__Work order__
Using the data below, copy out all lines with the word "System".

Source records
----
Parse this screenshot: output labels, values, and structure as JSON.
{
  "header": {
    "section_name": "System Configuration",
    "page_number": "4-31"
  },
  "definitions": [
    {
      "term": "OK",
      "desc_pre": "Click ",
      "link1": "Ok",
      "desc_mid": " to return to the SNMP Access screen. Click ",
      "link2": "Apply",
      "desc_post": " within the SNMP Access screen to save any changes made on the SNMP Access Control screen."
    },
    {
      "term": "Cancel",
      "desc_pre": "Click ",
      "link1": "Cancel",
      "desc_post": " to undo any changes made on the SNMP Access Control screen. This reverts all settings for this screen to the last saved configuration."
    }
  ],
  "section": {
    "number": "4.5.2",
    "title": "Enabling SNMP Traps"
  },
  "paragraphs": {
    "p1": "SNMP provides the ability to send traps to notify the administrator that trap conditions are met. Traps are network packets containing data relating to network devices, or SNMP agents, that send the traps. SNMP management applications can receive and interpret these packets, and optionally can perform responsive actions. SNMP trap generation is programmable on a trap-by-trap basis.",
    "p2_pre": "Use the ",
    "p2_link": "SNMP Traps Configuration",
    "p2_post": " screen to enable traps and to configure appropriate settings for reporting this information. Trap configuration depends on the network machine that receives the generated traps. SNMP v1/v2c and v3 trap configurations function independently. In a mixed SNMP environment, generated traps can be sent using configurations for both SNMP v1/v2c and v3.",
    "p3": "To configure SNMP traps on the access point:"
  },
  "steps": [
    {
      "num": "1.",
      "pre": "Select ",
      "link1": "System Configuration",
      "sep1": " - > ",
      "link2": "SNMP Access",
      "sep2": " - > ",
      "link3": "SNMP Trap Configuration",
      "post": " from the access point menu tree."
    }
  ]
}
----
__Answer for the task__
    "section_name": "System Configuration",
      "link1": "System Configuration",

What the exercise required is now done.